Presentation on theme: "Ammonia. Why study ammonia? Why is ammonia used in fertilisers? it provides nitrogen for plants to make plant proteins necessary for growth and repair."— Presentation transcript:
Why is ammonia used in fertilisers? it provides nitrogen for plants to make plant proteins necessary for growth and repair of plant cells nitrogen fertilisers promote plant growth and increase crop yields
Nitrogenous Fertilisers most plants are unable to make use of atmospheric nitrogen (79%) directly plants get nitrogen supply by absorbing soluble nitrogen compounds from the soil Examples: ammonium nitrate, ammonium sulfate, urea CO(NH 2 ) 2
Reversible Reaction reactions that can go either direction forward and backward reactions take place at the same time

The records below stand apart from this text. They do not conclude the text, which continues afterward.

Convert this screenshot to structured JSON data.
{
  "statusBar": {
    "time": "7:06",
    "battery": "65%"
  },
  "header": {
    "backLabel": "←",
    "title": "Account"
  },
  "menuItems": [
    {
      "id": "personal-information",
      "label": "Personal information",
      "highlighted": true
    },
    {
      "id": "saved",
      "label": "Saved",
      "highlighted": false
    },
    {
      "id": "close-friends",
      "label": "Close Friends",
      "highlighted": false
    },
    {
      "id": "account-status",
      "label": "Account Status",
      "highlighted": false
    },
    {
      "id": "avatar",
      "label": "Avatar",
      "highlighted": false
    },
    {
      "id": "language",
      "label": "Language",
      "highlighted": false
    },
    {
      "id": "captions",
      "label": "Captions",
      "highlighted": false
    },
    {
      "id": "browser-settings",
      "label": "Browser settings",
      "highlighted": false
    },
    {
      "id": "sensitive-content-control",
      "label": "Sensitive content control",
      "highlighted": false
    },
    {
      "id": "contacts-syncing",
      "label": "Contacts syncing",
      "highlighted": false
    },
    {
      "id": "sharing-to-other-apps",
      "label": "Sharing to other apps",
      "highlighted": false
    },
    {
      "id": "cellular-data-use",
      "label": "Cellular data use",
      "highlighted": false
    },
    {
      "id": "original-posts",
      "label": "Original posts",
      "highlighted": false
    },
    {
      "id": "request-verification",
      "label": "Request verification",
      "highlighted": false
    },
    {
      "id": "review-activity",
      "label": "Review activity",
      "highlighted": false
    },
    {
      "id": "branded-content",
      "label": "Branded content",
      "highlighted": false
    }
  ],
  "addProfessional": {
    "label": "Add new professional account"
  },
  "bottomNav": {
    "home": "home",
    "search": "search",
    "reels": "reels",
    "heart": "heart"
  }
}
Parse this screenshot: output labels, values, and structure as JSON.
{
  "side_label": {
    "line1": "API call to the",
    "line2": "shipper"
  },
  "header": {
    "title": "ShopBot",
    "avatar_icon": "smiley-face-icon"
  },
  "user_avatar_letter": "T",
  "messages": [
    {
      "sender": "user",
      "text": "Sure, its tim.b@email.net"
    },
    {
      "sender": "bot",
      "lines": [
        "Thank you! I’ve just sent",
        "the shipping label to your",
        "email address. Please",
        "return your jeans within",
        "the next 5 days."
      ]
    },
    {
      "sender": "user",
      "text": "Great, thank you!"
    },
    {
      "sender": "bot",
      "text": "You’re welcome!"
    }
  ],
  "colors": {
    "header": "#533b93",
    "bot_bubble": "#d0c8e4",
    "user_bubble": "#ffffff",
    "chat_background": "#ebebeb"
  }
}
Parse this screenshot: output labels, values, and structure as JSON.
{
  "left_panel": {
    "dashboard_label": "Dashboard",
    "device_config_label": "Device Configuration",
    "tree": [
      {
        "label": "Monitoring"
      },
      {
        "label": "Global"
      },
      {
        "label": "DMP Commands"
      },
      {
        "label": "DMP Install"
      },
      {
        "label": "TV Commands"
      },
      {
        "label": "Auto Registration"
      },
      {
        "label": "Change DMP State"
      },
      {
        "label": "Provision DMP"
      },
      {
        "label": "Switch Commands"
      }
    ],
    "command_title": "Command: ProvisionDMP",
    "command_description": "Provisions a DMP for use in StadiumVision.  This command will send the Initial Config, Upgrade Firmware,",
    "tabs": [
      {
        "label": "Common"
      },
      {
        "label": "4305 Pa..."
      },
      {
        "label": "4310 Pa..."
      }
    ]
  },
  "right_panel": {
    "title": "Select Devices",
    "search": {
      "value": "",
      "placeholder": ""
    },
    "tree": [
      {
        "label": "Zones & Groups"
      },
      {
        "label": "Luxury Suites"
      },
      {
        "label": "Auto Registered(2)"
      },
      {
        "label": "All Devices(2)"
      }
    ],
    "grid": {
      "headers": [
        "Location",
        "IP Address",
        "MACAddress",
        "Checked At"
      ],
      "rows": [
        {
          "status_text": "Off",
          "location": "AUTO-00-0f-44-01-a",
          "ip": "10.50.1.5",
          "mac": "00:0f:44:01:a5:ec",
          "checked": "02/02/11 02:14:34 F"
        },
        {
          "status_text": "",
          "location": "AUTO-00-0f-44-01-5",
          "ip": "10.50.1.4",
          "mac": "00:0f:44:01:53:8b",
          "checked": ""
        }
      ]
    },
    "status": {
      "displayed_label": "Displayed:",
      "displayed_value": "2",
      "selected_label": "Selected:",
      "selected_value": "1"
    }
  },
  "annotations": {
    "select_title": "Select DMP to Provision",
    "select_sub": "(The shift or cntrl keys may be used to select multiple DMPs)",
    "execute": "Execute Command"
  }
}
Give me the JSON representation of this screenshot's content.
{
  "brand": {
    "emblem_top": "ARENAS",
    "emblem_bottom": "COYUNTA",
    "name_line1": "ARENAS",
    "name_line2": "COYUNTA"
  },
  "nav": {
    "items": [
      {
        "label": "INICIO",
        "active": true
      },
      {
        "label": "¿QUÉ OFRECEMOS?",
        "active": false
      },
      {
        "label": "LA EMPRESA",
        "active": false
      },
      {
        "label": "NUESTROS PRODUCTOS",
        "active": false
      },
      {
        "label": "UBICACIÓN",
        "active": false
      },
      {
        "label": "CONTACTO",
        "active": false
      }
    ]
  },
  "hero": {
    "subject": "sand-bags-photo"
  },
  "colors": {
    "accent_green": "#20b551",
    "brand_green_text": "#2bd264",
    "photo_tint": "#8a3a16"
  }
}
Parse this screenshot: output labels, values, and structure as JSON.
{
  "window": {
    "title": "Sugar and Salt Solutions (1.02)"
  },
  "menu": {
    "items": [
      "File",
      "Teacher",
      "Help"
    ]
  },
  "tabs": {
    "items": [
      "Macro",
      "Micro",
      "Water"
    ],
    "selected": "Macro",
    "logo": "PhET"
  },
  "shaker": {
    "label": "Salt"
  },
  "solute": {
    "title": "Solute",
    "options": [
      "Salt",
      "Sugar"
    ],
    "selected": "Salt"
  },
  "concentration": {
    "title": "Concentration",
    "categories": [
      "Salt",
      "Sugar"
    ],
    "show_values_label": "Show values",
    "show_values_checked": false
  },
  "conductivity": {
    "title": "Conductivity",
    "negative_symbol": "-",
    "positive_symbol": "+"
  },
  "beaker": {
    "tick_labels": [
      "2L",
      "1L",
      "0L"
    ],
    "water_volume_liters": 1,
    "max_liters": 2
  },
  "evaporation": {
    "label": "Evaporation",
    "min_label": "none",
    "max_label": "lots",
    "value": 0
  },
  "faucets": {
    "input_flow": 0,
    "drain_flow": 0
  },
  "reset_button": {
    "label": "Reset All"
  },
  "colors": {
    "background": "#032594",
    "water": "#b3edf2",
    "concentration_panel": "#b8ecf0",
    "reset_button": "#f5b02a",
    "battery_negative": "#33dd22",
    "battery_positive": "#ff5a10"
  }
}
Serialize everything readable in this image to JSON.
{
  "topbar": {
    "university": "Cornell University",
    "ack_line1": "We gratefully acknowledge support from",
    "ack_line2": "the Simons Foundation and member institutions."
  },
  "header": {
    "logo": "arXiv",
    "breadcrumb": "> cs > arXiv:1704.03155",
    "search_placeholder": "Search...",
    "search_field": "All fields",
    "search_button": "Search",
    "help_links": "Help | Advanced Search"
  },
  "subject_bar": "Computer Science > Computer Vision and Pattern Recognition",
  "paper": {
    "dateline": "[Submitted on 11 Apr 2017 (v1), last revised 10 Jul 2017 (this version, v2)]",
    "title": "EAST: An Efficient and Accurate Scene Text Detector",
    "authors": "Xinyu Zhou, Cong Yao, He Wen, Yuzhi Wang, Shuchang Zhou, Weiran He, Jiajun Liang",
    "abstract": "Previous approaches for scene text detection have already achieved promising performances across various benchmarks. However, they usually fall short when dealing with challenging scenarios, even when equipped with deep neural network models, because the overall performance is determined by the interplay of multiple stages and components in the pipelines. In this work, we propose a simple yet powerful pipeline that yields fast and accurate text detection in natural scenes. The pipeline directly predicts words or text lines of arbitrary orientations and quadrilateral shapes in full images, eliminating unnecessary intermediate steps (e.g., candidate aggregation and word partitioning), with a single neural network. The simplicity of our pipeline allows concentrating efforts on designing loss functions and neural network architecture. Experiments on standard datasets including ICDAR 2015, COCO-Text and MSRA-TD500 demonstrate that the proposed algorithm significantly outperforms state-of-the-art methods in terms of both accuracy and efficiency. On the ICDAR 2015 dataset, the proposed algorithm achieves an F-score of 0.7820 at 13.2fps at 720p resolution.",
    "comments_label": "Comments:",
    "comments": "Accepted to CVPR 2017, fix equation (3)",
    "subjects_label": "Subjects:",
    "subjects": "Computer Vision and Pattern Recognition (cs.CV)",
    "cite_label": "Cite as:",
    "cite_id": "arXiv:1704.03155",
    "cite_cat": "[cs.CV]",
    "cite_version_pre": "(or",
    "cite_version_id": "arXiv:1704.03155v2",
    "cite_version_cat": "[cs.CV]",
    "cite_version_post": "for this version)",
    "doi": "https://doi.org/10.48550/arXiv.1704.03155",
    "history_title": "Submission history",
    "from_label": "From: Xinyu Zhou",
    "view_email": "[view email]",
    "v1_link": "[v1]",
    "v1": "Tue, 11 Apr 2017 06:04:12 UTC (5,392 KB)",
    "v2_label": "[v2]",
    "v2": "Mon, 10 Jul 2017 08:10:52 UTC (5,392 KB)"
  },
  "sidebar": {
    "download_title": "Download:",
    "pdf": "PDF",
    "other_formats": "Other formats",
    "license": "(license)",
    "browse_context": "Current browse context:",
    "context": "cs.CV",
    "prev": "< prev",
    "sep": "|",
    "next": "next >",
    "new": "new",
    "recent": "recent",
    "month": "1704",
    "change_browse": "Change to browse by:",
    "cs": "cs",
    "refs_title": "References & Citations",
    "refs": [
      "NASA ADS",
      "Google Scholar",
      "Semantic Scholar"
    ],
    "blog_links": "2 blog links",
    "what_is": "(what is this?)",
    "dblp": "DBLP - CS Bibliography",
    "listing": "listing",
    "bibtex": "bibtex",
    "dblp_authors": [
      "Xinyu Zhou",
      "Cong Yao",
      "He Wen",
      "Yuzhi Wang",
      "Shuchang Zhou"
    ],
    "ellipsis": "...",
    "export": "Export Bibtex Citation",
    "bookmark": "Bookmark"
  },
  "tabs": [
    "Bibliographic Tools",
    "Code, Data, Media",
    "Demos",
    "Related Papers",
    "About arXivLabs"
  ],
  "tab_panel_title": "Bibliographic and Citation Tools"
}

Reversible Reaction do not go into completion reactions achieve equilibrium [ equilibrium is achieved when amounts of reactants and products no longer change ] a mixture of reactants and products at the end of the reaction amounts of reactants and products at equilibrium can be changed by altering conditions [e.g. temperature and pressure]
The Haber Process invented in 1908 by Fritz Haber originally used to make explosives soon became the main source of ammonia to make nitrogen fertilisers
Effect of conditions on the yield of ammonia temperature A lower temperature increases the yield of ammonia. However, a lower temperature also results in a slower reaction.
Effect of conditions on the yield of ammonia pressure A greater pressure increases the yield of ammonia, as well as the rate of reaction. However, maintaining higher pressure is costly and involves a safety risk.
Conditions for Haber Process temperature of 450 °C pressure of 250 atm presence of iron catalyst for maximum yield of ammonia
An undesirable effect is produced when calcium hydroxide is added to the soil together with a nitrogenous fertiliser. Explain why it is not advisable to do so.
Displacement of Ammonia from its Salts Heating an ammonium salt with an alkali displaces the ammonia from the salt. 2NH 4 Cl(s) + Ca(OH) 2 (aq) CaCl 2 (aq) + 2NH 3 (g) + H 2 O(l)